The failure of two crops means that farmers had to take loans in the current sowing season. However, farmers are afraid that if the current harvest also fails because of the situation created by GST and demonetisation, there will be little options left than committing suicide. These farmers are demanding that the government must fulfil its promise of paying a Minimum Support Price that is one and half times that of their input cost. These farmers are demanding that the government must buy their next harvest at the rate of Rs 1,500 per quintal. Also, they want BJP to deliver on the promise of loan waiver. Failing which, a stark situation awaits.
The Prime Minister Crop Insurance Scheme is also lurching towards inefficiency. The insurance companies are not being able to help farmers. For the year 2016-17, in both Rabi and Kharif season, insurance companies collected a combined premium of Rs 22,345 crore from farmers and government, and covered around two hundred and fifty lakh farmers. Farmers presented loss claims to the tune of Rs 15,000 crore. Out of which only claims worth Rs 9,447 crore were passed. Out of which only Rs 7,000 crore were paid to the claimants. Needless to say the insurance companies are making a neat profit of Rs 12,900 crore.

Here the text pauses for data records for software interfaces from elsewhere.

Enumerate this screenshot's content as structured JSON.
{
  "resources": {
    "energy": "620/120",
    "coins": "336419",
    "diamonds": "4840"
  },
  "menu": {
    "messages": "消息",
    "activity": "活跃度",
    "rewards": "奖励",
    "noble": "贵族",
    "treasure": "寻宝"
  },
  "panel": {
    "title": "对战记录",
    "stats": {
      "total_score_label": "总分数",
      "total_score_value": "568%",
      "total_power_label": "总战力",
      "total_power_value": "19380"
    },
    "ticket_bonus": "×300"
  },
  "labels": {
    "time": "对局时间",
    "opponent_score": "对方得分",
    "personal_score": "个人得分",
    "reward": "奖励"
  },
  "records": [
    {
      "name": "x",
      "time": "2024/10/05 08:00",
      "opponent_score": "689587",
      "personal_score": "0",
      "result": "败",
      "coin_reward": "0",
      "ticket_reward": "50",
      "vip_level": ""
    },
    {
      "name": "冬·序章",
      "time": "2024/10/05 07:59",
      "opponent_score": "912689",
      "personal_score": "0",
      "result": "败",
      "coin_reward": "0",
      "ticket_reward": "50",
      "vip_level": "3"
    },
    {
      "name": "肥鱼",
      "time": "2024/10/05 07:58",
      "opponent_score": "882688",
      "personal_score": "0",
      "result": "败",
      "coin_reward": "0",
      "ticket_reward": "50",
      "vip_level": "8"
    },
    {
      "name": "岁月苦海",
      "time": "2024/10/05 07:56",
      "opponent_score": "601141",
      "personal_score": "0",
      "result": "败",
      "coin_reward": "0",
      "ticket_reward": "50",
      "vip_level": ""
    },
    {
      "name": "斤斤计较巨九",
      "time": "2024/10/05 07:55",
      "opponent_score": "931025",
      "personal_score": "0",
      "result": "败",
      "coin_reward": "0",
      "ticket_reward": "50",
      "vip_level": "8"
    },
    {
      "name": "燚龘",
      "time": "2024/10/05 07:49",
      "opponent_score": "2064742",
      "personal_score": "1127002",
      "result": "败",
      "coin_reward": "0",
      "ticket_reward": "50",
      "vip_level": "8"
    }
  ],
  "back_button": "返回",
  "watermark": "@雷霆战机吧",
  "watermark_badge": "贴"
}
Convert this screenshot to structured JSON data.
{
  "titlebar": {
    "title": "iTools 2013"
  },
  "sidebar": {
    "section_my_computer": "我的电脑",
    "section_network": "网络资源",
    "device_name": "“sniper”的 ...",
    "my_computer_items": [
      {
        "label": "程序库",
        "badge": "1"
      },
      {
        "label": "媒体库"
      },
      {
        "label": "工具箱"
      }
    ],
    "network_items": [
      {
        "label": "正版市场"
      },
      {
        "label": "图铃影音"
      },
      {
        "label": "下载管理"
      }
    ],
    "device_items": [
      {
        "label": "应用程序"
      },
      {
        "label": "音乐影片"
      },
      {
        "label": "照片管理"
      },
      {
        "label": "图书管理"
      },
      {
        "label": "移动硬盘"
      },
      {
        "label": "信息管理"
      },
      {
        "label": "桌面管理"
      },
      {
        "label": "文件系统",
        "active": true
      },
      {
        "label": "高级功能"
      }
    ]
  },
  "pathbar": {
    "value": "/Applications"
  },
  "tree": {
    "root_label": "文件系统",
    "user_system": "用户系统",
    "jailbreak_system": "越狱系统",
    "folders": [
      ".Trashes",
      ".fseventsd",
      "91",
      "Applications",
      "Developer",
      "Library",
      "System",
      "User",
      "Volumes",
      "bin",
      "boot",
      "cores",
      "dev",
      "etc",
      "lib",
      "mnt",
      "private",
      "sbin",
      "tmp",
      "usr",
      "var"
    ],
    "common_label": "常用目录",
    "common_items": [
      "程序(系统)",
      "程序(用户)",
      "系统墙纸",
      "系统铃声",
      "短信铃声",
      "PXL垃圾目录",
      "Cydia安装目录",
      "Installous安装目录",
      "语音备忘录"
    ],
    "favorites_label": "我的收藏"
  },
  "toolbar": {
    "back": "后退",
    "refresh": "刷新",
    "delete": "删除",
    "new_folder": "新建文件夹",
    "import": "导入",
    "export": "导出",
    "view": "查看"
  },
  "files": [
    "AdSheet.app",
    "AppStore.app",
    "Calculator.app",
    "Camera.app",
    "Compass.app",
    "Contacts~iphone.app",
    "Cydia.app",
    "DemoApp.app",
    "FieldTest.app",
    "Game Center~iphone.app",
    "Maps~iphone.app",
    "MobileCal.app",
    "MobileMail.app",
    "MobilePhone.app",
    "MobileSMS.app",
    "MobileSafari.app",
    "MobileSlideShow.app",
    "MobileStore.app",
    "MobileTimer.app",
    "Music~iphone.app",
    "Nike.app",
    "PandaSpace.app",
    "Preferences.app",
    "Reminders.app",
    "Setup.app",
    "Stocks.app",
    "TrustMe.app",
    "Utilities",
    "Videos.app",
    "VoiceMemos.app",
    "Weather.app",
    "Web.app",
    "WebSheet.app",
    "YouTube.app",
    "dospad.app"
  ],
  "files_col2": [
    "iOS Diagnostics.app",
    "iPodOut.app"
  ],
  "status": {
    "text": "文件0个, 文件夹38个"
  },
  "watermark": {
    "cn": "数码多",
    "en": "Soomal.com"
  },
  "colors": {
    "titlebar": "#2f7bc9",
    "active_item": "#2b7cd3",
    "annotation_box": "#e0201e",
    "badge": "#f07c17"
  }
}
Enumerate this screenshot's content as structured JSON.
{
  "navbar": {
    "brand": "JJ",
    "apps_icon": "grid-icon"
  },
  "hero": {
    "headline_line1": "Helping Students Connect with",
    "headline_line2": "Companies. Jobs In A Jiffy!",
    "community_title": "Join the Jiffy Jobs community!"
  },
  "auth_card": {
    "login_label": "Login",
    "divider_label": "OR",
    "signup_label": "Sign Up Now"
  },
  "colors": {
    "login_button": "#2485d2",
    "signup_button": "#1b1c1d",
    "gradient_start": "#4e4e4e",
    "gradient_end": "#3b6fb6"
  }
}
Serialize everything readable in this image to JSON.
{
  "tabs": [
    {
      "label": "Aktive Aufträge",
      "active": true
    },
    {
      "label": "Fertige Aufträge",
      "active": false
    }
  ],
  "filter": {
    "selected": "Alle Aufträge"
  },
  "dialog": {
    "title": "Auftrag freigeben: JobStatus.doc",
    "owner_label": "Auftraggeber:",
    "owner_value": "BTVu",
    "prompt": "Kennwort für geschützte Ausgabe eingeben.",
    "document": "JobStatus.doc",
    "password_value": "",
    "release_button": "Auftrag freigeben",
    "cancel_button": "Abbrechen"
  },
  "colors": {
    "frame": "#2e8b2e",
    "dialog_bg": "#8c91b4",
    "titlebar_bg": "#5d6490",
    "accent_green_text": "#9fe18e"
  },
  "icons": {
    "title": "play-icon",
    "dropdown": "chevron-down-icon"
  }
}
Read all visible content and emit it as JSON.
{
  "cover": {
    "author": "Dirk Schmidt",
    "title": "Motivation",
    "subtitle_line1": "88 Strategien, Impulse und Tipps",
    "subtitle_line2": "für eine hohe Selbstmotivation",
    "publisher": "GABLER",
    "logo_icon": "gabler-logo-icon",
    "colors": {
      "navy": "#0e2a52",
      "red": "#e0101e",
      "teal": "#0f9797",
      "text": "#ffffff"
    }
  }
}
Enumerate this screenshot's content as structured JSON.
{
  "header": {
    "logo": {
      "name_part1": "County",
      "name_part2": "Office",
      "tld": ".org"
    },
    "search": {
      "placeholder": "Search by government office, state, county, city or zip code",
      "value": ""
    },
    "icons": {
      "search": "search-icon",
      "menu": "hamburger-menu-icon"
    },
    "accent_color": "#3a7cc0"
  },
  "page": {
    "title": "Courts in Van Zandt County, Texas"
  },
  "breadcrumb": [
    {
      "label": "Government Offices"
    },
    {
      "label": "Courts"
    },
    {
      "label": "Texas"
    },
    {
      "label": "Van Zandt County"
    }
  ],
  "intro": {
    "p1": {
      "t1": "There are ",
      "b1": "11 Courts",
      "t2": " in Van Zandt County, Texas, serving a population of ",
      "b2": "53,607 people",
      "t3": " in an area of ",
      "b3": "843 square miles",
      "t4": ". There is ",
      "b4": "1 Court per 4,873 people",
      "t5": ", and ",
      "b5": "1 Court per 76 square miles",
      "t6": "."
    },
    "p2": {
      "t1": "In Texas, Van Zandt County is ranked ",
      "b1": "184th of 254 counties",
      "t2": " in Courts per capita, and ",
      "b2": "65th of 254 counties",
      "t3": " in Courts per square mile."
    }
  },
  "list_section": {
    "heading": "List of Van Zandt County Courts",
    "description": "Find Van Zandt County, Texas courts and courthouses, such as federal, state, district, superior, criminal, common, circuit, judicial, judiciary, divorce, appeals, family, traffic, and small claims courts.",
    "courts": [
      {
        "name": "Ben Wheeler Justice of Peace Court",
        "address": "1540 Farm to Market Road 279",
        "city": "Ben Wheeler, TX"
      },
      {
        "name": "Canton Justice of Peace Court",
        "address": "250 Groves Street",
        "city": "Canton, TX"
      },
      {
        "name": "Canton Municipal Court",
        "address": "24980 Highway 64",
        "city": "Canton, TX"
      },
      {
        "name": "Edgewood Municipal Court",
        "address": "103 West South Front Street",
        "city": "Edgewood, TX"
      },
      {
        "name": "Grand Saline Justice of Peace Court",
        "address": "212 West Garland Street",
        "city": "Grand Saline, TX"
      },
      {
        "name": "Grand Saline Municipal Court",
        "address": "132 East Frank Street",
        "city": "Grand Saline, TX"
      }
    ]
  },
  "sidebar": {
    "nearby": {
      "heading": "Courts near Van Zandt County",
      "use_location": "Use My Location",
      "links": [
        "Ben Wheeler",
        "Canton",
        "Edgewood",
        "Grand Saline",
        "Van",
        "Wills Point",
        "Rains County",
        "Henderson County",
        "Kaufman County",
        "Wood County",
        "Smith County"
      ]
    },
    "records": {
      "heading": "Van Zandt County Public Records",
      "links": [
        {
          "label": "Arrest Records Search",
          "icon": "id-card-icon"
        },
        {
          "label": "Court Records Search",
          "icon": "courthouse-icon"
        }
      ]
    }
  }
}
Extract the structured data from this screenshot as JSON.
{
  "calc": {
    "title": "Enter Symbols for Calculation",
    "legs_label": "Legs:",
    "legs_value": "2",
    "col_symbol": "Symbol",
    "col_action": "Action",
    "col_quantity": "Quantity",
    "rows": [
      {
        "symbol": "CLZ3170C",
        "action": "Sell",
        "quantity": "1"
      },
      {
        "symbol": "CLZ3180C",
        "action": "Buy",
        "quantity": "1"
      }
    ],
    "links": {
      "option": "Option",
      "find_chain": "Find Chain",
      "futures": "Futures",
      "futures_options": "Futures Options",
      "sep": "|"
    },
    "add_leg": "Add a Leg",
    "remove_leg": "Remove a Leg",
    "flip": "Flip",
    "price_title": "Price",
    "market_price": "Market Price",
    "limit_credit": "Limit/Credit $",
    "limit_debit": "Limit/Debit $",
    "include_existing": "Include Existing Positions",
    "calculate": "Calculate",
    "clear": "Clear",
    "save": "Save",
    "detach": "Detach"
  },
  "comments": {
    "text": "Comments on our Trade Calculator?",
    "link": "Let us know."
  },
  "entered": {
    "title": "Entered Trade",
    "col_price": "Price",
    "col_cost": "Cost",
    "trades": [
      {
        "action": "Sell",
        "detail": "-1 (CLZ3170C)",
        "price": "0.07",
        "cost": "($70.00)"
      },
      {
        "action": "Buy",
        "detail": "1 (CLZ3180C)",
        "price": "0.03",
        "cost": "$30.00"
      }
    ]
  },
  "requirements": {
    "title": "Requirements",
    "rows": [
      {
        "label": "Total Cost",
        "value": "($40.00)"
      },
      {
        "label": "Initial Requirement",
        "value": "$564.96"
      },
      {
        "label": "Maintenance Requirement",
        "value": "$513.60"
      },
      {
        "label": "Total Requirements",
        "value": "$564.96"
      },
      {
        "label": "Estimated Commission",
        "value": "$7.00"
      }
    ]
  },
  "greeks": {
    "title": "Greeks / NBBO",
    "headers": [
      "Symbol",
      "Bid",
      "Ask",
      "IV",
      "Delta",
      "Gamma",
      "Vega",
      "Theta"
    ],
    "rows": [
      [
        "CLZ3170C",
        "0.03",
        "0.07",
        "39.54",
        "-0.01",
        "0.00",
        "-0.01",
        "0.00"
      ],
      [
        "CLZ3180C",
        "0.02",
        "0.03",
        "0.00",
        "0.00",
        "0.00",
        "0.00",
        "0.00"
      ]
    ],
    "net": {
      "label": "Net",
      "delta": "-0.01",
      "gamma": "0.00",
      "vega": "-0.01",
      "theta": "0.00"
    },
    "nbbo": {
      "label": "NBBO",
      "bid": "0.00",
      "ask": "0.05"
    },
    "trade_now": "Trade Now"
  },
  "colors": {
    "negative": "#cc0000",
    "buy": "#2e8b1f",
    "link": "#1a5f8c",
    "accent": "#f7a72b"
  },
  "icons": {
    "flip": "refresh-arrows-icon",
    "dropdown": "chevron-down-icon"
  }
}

Samajwadi Party spokesperson Vandana Singh says, “Farmers who had suffered two bad harvest years of 2014 and 2015 were happy that 2016 saw a bumper production. However, everything was lost in the maddening demonetisation drive. The harvest is lost to low prices. Farmers are agitating from Maharashtra to Madhya Pradesh, and getting killed by police’s bullets. Now the rains have been below normal this year, and the distribution is skewed. This will affect production. The cycle of misery has only intensified. This will push farmers towards suicide. At this point farming in India has become even more dangerous than the infamous ‘Blue-Whale’ suicide game.”
Agriculture can no more afford to depend on god’s grace. It needs better infrastructure and more facilities. Better availability of affordable loans, irrigation facility, expansion of animal husbandry activities, better storage facilities, meaningful training and access to education.
We also need to integrate technology where better satellites that can predict accurate weather pattern needs to be launched. Accurate data on sowing trends can do away with the problem of overproduction. But more than anything else, there is a need to expand the know-how about the modern, viable means of agriculture. More and more agro-colleges need to be opened in the rural areas where farmers actually live and work.
Much work needs to be done for marginal farmers who are the worst affected. Only 6 per cent of the total farmers are getting the fair price for their products, while the majority of marginal farmers have been pushed to the edge. This is a travesty at the minimum and a tragedy at the maximum. A correction is long overdue.